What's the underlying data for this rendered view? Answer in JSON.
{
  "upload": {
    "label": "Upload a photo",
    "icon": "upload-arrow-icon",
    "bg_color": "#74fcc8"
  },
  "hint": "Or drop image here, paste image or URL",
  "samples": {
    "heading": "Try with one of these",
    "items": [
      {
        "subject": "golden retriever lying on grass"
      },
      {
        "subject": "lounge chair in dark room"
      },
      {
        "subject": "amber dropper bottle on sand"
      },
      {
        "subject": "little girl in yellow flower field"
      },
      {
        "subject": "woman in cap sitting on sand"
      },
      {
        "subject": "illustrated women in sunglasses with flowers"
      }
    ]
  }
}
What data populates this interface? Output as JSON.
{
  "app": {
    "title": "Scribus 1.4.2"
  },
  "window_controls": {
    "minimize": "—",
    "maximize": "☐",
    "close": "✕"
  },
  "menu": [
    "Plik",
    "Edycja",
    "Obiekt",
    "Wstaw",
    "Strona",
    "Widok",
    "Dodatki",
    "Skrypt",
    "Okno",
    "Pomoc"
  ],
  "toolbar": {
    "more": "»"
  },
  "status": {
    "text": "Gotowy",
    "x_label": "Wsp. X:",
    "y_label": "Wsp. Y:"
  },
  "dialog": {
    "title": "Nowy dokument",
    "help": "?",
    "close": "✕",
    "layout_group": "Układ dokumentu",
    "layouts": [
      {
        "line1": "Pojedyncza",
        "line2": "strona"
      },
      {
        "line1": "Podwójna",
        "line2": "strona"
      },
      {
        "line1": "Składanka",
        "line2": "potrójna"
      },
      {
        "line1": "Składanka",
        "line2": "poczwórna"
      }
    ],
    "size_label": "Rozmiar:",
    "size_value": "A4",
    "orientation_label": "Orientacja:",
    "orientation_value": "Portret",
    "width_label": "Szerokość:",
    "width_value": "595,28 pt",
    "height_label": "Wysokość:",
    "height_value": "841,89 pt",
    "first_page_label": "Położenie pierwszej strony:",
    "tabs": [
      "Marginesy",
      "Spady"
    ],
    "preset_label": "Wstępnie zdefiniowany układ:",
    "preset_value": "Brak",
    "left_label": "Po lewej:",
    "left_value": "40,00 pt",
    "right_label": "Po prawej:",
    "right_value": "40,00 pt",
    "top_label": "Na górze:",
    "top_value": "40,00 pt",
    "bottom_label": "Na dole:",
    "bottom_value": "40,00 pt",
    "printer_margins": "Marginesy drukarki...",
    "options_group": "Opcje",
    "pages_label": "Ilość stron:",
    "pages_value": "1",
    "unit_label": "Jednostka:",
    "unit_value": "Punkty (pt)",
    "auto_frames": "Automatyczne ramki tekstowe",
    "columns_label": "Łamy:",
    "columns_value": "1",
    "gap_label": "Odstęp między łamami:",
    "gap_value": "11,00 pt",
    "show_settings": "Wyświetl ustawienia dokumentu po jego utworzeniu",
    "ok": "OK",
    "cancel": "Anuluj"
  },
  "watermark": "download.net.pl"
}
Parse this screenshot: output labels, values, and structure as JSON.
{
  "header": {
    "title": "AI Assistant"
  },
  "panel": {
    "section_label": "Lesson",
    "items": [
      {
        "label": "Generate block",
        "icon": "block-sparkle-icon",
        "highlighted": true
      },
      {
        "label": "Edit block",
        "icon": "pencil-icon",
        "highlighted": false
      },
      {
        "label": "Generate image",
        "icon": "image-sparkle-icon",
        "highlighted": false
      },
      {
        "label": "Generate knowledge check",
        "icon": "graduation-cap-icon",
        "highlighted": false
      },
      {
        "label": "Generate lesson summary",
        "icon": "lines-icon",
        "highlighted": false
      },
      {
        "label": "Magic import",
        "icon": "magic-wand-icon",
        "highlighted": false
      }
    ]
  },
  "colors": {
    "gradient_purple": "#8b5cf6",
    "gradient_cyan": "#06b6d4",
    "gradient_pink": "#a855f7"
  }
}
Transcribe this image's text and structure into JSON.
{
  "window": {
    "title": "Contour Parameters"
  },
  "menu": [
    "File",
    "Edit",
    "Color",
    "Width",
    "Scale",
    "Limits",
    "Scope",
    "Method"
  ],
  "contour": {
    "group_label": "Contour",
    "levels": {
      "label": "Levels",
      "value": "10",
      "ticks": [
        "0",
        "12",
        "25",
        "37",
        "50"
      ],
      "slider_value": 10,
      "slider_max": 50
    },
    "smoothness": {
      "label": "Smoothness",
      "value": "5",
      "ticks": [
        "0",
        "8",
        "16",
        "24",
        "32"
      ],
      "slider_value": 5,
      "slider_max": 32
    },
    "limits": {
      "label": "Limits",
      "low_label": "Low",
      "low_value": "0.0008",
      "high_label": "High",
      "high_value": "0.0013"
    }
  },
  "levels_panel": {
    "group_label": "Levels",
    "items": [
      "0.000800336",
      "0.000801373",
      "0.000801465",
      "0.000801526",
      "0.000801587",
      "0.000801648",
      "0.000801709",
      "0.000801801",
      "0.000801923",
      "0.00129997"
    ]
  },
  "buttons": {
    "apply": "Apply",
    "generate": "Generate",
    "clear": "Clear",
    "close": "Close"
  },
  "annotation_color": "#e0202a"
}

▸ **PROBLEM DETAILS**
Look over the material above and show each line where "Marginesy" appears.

▸ **EXPECTED OUTPUT**
      "Marginesy",
    "printer_margins": "Marginesy drukarki...",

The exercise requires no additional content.